A Walk in the Park

I’ve been inspired by Elm Park, in downtown Worcester, Massachusetts, for many years.  In so many ways, it mirrors the the beauty, the potential, and the struggles of life.  (Click on the horizontal images for a better view.)

It was born in idealism and is chronically underfunded.  It’s inhabitants, wonderfully urbane trees, flourish in the spring and summer, put on an incredible light show in the fall, and then have to withstand the winter.  But, they seem, mostly, to make it through.  At least they have each other.

It’s nice to have them around.

Happy Thanksgiving.

(Technical note:  All images created with an infrared converted Nikon D200, converted to black and white in Nik’s Silver Efex Pro.)

Then as Now

Over the past year we’ve increasingly been drawn to “character trees,” inside the Quabbin Reservoir.  The typical definition of character tree (it is really a subjective one to be sure) has more to do with it’s shape and the apparent story it tells by the twists, turns and gnarls in its trunk.  I now add a qualifier:  they were planted, by humans.  This highlights for me the idea that we can understand something about a society’s relationship with nature by the way they planted trees.  And, trees last a long time, particularly away from an urban environment (less pollution, fewer dogs). The story they tell can last longer than the communities that planted them, as we see here along the Road to Millington, inside Gate 30/29 at the Quabbin Reservoir.  (Click on the images for a better view.)

We were quite surprised to come upon this carefully ordered stand of trees last December.  What stories can we infer?  It’s fun to image.  This area, a part of North Dana, was relatively prosperous.  There was manufacturing nearby but it was still largely a farming community.  The land owner was trying to make a statement. There is graphic order here, but it’s kind of a friendly order.  After all, these are shade trees.  Just the thing for a hot summer day, pre air conditioning.  The temperature under row of trees on a summer day might have been 15 degrees cooler than the hot sun.  A nice place to stop and rest the horses perhaps.

These rows of trees, along stone walls, are not, however, just an artifact of the past. They are still with us today.  Here’s a recent image from “downtown” New Salem, just a few miles away.

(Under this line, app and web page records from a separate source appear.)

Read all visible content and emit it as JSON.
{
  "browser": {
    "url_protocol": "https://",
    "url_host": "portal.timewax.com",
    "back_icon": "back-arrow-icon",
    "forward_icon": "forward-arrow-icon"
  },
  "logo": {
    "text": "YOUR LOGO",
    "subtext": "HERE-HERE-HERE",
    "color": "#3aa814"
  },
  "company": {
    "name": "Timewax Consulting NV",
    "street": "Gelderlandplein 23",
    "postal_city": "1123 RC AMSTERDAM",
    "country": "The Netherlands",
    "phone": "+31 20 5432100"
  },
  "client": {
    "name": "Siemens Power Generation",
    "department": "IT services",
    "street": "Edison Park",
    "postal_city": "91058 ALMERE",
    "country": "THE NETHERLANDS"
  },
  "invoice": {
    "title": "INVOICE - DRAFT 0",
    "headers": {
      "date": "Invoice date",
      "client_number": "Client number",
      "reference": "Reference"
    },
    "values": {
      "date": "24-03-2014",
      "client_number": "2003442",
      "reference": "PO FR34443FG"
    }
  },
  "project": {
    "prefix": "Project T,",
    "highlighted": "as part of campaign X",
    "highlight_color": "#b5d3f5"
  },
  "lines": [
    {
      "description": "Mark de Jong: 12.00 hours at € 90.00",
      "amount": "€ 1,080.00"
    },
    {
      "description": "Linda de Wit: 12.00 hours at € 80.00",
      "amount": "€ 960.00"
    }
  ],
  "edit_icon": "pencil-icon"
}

Perhaps this is something like the scene along the road to Millington would have appeared were North Dana here today.